* What you should do
Copy out all lines of the material below in which "nebula" occurs.

Segment Start: Exercise material

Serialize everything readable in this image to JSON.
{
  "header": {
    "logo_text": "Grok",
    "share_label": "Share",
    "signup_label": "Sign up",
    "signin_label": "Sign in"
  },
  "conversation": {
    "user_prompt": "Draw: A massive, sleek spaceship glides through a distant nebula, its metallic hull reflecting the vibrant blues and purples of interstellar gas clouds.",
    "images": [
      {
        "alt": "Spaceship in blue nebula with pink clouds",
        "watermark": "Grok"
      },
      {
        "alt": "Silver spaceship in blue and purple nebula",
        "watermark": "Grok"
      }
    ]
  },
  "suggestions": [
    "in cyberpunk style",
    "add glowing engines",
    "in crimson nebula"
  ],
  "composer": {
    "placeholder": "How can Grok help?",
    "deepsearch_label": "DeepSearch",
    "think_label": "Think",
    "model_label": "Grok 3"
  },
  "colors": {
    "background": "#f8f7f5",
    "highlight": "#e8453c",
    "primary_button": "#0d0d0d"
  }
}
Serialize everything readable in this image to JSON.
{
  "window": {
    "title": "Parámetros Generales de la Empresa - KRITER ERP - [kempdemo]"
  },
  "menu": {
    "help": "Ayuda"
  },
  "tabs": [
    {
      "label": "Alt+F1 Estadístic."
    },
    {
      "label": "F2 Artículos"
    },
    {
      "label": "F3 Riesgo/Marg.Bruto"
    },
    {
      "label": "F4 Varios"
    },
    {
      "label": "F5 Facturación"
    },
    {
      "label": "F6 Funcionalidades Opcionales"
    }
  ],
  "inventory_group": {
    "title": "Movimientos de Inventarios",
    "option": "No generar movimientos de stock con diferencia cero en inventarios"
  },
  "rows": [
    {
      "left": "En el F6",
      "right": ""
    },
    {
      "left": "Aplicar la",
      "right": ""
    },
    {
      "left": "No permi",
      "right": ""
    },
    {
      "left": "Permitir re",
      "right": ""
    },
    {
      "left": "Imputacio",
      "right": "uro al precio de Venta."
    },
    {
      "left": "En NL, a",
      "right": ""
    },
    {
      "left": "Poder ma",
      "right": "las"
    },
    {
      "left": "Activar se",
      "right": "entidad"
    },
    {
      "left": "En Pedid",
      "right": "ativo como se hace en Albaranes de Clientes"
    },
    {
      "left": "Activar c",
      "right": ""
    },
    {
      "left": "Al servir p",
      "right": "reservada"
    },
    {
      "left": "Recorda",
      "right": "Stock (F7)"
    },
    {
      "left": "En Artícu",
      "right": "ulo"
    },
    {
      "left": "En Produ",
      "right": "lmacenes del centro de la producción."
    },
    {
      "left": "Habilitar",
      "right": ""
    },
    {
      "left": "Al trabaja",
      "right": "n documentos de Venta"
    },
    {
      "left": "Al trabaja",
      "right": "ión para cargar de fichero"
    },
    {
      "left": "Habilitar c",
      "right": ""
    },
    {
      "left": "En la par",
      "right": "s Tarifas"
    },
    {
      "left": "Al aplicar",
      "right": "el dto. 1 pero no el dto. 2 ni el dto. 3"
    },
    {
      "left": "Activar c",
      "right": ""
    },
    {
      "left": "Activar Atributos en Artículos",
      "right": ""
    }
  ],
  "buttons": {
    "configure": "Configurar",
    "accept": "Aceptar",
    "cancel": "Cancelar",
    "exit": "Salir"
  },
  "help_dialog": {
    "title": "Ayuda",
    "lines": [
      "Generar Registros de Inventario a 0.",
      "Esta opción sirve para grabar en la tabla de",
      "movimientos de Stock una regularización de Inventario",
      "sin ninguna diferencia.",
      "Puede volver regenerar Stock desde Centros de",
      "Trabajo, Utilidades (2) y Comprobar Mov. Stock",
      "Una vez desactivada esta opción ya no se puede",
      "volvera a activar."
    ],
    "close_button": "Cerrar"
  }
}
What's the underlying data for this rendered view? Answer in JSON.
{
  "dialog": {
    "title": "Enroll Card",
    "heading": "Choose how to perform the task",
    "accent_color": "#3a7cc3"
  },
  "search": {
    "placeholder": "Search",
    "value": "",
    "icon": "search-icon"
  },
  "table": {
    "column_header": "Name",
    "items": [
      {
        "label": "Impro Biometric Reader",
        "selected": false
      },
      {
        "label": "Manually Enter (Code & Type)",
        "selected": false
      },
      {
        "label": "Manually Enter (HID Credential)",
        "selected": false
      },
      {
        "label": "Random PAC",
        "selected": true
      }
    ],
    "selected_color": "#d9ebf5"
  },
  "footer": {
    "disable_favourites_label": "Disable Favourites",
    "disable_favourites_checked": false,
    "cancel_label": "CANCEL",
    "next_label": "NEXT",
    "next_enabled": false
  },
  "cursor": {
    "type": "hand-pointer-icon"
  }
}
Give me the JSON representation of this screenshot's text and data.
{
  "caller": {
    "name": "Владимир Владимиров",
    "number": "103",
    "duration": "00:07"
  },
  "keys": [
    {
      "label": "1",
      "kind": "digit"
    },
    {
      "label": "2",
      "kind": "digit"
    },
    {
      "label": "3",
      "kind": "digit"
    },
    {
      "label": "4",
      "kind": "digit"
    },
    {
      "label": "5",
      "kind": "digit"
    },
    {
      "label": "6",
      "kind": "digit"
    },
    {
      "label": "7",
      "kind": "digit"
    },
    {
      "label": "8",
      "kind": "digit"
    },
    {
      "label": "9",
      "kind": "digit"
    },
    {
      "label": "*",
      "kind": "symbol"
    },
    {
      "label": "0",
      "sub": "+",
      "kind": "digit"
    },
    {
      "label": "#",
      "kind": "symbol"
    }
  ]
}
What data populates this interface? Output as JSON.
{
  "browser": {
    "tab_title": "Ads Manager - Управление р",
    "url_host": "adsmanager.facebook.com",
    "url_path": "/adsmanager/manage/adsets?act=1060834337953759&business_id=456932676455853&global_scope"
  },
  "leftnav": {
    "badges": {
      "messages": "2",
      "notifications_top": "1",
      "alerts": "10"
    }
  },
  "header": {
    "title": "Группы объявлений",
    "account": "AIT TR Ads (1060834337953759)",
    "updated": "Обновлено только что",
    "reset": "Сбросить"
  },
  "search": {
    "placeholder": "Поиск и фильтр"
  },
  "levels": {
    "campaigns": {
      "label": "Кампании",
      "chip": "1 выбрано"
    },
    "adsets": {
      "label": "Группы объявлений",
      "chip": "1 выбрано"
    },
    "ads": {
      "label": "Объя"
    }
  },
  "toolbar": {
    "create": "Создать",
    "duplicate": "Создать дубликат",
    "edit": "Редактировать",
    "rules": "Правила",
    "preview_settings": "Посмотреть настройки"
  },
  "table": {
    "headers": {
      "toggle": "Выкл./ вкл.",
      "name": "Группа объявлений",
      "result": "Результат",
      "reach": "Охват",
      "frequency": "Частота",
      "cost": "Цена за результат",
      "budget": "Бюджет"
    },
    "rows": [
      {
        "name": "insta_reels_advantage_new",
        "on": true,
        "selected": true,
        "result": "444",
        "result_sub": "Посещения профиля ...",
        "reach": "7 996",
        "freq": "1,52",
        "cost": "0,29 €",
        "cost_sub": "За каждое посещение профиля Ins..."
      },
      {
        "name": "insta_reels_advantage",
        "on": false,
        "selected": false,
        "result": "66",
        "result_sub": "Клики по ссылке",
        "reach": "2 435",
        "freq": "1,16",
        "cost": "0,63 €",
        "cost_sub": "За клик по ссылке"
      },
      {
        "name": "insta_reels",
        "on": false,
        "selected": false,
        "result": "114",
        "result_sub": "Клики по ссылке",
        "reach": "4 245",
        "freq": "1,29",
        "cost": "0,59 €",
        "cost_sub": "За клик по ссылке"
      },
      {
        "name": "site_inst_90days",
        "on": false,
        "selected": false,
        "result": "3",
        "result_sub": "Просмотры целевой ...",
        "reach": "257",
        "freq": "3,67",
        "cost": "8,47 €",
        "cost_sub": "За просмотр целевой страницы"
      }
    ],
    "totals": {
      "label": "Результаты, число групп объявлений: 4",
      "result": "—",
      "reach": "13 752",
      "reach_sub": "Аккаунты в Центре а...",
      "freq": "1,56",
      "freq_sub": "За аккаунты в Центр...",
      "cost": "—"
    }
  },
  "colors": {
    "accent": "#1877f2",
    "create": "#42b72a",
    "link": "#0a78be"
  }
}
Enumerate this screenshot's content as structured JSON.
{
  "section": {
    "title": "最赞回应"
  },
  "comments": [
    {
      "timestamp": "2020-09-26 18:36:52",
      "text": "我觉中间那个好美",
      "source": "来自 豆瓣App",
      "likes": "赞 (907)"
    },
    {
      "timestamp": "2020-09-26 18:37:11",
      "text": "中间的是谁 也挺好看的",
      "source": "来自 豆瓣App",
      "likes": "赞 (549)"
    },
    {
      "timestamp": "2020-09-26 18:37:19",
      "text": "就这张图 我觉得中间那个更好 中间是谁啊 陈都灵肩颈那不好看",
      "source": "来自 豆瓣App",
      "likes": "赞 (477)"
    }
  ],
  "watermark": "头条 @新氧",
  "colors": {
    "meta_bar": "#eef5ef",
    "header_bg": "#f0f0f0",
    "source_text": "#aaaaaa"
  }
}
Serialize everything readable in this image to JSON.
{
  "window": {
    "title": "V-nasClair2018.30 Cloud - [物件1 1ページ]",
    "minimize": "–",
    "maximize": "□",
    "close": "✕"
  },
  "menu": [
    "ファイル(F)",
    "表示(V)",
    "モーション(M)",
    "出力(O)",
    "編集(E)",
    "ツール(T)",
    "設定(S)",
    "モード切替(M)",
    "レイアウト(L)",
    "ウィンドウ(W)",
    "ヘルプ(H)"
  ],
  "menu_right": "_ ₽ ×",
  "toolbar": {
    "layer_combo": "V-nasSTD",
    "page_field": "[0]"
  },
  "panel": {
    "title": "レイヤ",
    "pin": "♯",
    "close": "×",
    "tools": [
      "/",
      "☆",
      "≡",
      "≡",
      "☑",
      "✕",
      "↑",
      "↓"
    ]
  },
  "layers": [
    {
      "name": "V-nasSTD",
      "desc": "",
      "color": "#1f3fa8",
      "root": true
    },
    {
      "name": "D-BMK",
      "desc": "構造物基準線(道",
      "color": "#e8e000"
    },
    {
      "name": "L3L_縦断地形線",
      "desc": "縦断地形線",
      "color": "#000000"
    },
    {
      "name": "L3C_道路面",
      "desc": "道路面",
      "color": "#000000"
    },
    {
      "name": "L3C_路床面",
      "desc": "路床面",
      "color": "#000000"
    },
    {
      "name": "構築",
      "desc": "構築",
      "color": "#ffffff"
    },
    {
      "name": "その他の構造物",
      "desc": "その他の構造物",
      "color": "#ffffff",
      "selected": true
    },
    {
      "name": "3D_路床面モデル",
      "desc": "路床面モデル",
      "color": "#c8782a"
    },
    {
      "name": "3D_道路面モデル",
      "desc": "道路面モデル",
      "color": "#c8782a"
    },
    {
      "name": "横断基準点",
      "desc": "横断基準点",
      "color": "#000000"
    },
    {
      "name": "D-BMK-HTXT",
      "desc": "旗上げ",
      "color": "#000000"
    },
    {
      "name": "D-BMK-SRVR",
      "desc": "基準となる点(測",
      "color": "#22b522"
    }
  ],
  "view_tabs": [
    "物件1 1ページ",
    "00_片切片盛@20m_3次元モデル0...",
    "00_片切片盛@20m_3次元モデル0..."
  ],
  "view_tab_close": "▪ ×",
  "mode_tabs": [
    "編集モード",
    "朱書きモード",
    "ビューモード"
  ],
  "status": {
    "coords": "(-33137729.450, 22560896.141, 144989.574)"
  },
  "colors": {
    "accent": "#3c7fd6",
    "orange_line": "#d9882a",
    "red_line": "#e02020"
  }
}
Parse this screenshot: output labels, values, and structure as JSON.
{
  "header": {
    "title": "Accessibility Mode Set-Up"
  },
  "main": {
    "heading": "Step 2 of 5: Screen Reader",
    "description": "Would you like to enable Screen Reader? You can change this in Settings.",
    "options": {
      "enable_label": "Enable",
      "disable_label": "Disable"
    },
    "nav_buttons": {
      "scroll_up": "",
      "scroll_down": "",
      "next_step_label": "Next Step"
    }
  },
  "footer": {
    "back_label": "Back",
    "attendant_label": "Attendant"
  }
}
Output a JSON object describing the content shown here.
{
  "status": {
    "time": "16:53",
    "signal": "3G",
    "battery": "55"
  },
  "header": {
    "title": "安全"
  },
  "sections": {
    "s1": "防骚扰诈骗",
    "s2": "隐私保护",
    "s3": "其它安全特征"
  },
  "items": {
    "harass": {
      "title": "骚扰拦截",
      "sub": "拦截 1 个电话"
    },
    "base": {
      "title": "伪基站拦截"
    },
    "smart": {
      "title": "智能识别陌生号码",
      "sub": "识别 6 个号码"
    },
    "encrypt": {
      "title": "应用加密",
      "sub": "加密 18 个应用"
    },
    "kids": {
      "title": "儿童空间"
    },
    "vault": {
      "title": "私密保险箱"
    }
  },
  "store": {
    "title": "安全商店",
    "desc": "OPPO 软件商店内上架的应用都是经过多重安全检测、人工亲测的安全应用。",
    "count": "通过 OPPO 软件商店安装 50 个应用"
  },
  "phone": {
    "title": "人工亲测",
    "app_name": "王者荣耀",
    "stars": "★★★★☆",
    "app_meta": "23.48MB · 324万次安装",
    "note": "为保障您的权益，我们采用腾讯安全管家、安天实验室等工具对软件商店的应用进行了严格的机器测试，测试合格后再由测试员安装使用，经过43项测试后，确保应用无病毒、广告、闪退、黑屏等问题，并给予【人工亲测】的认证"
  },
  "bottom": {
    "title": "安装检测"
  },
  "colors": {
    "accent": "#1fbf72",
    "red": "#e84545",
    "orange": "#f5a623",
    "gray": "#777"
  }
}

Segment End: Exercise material

* Solution below
    "user_prompt": "Draw: A massive, sleek spaceship glides through a distant nebula, its metallic hull reflecting the vibrant blues and purples of interstellar gas clouds.",
        "alt": "Spaceship in blue nebula with pink clouds",
        "alt": "Silver spaceship in blue and purple nebula",
    "in crimson nebula"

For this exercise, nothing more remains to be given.